Bertrand Tavernier’s Last Voyage

Contre-Champ AFC n°318

[English] [français]

With Bertrand Tavernier’s death on 25 March 2021 at the age of 79, the 7th Art lost the last member of its French branch of so-called “classic” filmmakers. A man with an unquenchable curiosity and an encyclopedic knowledge, he had made himself at home within cinema, where he enjoyed both making his films and living the different stages of his life. The camera operators, with whom he enjoyed sharing books and rare, forgotten finds from screens of all sorts – as well as with his other coworkers, friends or acquaintances – were, according to this director, his allies.

Born in Lyon on 25 April 1941 to a father who was a poet and a member of the Résistance, Bertrand Tavernier developed a passion both for reading and for the images he used to see in the movie theaters he assiduously frequented. At 20, he wrote his first article for Positif on the film Temps sans pitié, by Joesph Losey, and then, during the 1960s, for other specialized journals such as Cinéma 60, Cahiers du Cinéma, Présence du Cinéma, and Les Lettres françaises.
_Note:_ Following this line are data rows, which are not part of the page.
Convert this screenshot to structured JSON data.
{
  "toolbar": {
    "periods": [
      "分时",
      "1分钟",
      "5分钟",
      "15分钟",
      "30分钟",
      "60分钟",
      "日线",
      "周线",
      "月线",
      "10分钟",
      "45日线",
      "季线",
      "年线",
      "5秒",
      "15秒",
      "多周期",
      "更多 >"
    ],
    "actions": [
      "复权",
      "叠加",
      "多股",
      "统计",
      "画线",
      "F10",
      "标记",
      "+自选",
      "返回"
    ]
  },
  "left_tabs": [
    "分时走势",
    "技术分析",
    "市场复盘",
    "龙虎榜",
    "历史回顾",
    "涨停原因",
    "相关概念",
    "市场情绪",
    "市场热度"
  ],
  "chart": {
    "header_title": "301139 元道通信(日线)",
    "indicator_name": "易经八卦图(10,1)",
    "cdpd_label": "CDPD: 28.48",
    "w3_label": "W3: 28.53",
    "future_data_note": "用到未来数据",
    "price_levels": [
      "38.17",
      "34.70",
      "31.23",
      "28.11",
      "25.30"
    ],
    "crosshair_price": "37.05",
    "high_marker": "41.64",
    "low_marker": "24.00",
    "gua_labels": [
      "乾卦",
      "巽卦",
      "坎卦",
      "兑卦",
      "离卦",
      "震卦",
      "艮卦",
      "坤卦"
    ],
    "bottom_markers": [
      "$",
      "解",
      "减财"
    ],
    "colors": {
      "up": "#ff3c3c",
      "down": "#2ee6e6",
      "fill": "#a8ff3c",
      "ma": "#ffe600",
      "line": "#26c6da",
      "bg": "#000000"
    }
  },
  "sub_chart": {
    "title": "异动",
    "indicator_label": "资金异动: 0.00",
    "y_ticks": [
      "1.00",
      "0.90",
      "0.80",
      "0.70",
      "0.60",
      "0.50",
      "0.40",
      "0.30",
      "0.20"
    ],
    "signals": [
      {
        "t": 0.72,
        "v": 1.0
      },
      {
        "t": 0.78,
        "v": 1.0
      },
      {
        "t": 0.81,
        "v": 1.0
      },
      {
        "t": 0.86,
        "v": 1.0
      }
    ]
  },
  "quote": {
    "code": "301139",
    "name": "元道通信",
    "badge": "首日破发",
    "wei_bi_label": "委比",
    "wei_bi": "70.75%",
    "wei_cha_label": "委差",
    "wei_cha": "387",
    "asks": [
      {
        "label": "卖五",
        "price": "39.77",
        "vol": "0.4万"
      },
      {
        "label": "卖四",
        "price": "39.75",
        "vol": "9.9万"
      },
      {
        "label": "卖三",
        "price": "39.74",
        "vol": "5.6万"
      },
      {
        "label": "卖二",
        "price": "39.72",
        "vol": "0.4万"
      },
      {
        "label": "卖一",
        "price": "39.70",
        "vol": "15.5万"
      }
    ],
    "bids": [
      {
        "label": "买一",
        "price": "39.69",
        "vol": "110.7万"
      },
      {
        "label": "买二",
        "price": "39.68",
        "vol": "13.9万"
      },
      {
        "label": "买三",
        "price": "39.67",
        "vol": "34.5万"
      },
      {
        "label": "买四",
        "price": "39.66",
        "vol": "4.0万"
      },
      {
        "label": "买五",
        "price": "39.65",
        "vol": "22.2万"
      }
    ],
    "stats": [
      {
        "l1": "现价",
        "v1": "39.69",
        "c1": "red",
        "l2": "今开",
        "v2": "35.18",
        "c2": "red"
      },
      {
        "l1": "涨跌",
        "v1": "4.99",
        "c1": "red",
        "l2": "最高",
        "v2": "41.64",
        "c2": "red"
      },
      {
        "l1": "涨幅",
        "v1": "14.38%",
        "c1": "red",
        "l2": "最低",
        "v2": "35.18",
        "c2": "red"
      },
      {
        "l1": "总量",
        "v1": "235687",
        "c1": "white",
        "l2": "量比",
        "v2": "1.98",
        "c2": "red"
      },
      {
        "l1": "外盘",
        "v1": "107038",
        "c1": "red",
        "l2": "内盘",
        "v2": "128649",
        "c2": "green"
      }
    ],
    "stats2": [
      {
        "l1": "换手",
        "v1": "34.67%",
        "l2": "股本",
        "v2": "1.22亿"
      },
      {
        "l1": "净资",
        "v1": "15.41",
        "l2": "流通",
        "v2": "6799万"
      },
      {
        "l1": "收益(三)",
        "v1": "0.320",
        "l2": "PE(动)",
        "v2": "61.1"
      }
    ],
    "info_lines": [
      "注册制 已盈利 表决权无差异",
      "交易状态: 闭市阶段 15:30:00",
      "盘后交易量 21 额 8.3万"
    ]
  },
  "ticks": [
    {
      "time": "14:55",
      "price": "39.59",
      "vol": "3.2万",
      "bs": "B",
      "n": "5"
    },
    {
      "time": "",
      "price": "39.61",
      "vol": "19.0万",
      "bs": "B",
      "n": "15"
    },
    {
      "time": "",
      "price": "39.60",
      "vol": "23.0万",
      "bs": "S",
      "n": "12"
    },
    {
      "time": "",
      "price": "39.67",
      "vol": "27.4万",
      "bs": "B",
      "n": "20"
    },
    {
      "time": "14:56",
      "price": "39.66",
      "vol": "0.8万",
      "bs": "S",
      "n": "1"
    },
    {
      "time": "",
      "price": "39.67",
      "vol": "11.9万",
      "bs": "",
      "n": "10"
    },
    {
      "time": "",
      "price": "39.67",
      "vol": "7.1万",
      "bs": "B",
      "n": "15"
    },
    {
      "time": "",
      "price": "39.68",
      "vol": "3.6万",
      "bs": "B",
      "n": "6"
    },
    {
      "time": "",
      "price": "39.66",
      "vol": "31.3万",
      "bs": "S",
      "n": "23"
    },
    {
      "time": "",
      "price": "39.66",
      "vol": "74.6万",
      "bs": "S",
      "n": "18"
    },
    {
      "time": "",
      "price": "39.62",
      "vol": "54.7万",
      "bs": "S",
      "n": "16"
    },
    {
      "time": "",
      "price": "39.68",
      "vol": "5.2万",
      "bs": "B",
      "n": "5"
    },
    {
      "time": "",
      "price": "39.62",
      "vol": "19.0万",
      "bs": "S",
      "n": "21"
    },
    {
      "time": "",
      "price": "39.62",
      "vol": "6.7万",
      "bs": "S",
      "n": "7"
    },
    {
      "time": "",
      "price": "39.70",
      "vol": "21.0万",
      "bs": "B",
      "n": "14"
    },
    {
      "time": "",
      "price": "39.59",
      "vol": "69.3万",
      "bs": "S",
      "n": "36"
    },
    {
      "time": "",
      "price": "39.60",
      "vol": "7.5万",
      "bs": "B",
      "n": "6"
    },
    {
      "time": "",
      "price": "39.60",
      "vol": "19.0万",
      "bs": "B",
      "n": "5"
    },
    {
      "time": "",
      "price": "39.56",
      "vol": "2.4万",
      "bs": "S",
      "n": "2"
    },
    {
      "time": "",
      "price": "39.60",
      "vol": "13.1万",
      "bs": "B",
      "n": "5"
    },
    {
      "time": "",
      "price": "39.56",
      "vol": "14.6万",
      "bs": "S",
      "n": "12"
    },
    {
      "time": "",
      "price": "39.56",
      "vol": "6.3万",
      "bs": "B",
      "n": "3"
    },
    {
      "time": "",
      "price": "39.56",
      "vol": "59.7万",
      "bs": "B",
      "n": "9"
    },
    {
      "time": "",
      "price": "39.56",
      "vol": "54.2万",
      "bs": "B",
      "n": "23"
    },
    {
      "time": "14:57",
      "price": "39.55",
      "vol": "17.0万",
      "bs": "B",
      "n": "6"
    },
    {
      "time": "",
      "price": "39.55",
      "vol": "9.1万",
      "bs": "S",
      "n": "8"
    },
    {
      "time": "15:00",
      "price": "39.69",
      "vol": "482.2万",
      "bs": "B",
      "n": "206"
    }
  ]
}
He worked simultaneously as a publicist and a screenwriter before he shot his first feature-length film in 1973, L’Horloger de Saint-Paul.

Here, we will leave it to others to sift through his over forty years of passion for cinema, covering an oeuvre whose last film was Voyage à travers le cinéma français in 2016. However, we will list a few links towards a text written by Tavernier, as well as articles and memorials written by people who were close to him. Once, in a letter, he referenced some lines from the screenplay of his film Laissez-passer, between two screenwriters, and so, in conclusion, we’d like to cite, using his own words, the “good work” that any director might take on, meaning that if filmmakers as storytellers are good for anything, it is that they can “shed light on life”.*.

* Letter from Bertrand Tavernier to Xavier Gianno, reprinted on the website of France Inter.

The thumbnail image above shows Bertrand Tavernier shooting Quai d’Orsay – Photo Etienne George

Translated from French by A. Baron-Raiffe